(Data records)
##############################
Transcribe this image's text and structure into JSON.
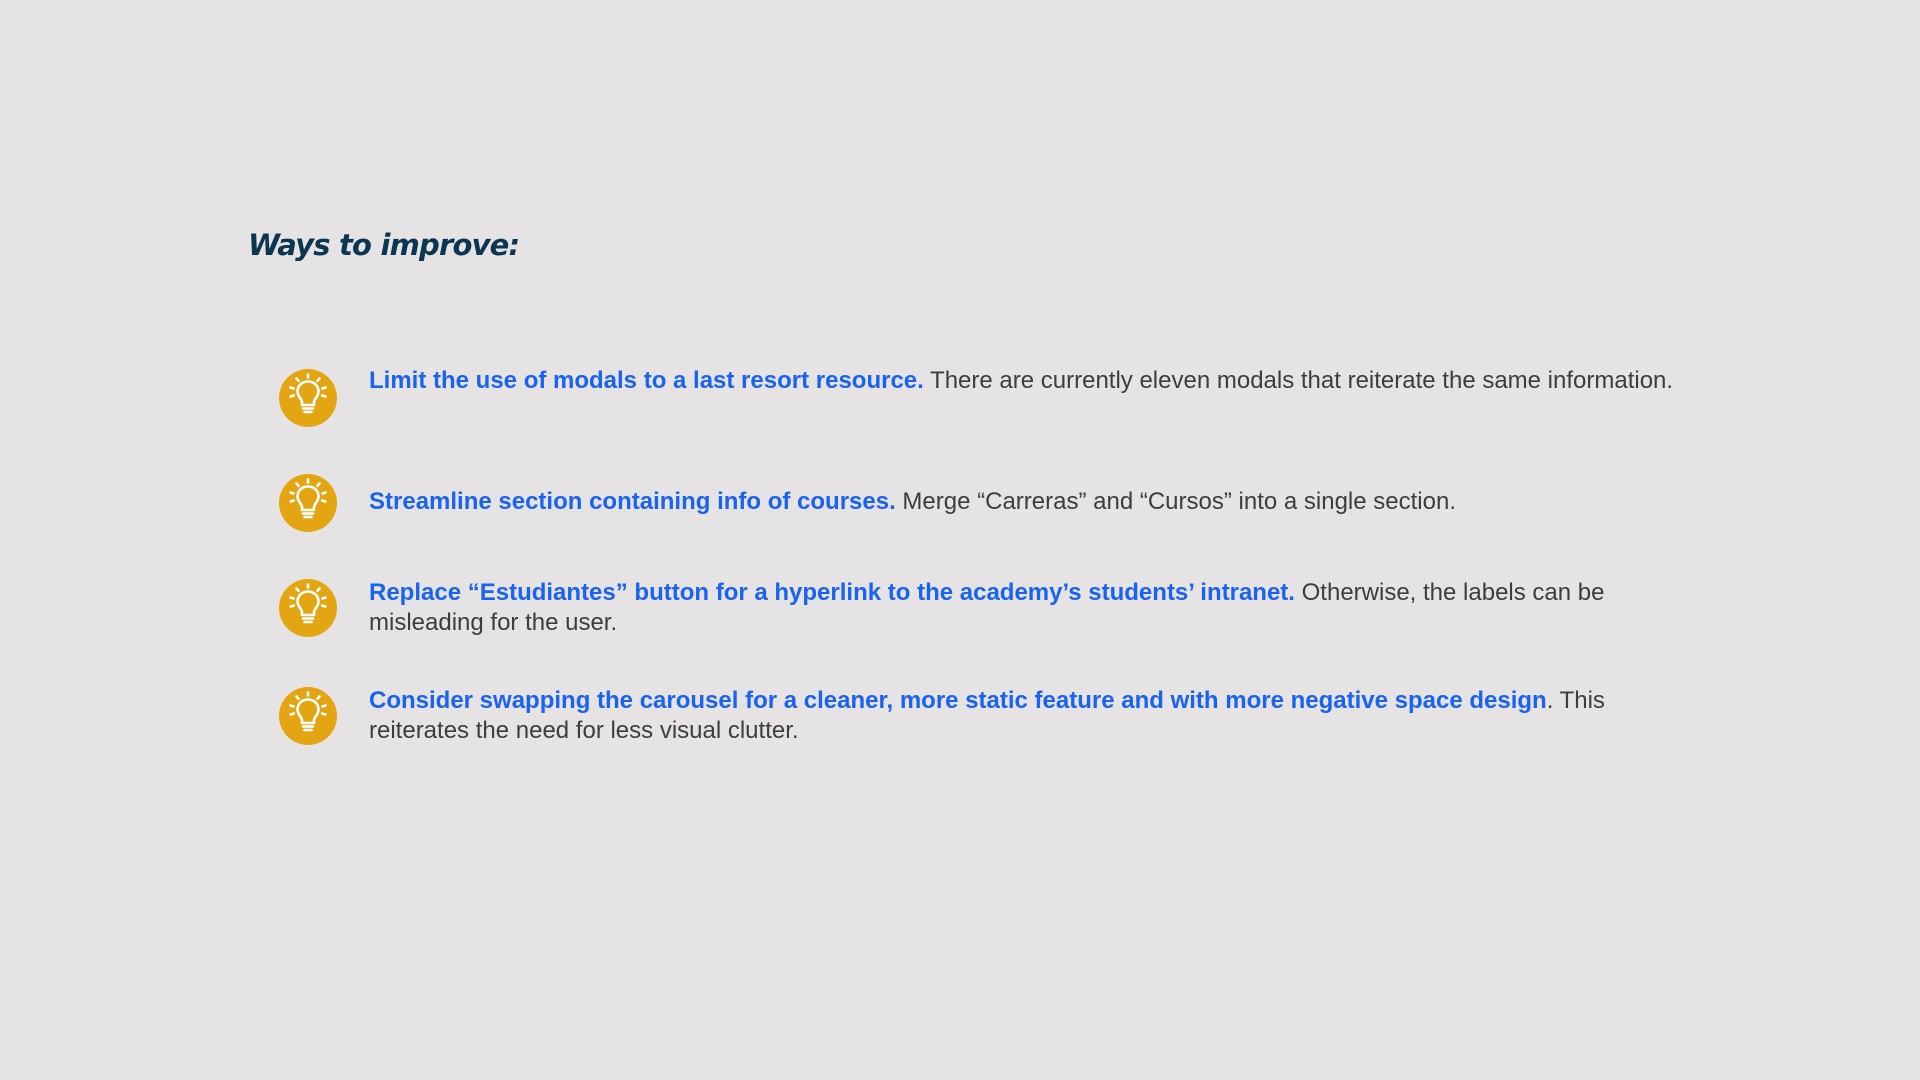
{
  "title": "Ways to improve:",
  "icon": {
    "name": "lightbulb-icon",
    "background": "#e3a612",
    "stroke": "#ffffff"
  },
  "colors": {
    "background": "#e5e3e4",
    "title": "#0b3550",
    "lead": "#1a62f0",
    "body": "#3d3d3d"
  },
  "tips": [
    {
      "lead": "Limit the use of modals to a last resort resource.",
      "body": " There are currently eleven modals that reiterate the same information."
    },
    {
      "lead": "Streamline section containing info of courses.",
      "body": " Merge “Carreras” and “Cursos” into a single section."
    },
    {
      "lead": "Replace “Estudiantes” button for a hyperlink to  the academy’s students’ intranet.",
      "body": " Otherwise, the labels can be misleading for the user."
    },
    {
      "lead": "Consider swapping the carousel for a cleaner, more static feature and with more negative space design",
      "body": ". This reiterates the need for less visual clutter."
    }
  ]
}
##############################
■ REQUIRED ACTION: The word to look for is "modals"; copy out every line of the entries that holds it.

■ YOUR SOLUTION:
      "lead": "Limit the use of modals to a last resort resource.",
      "body": " There are currently eleven modals that reiterate the same information."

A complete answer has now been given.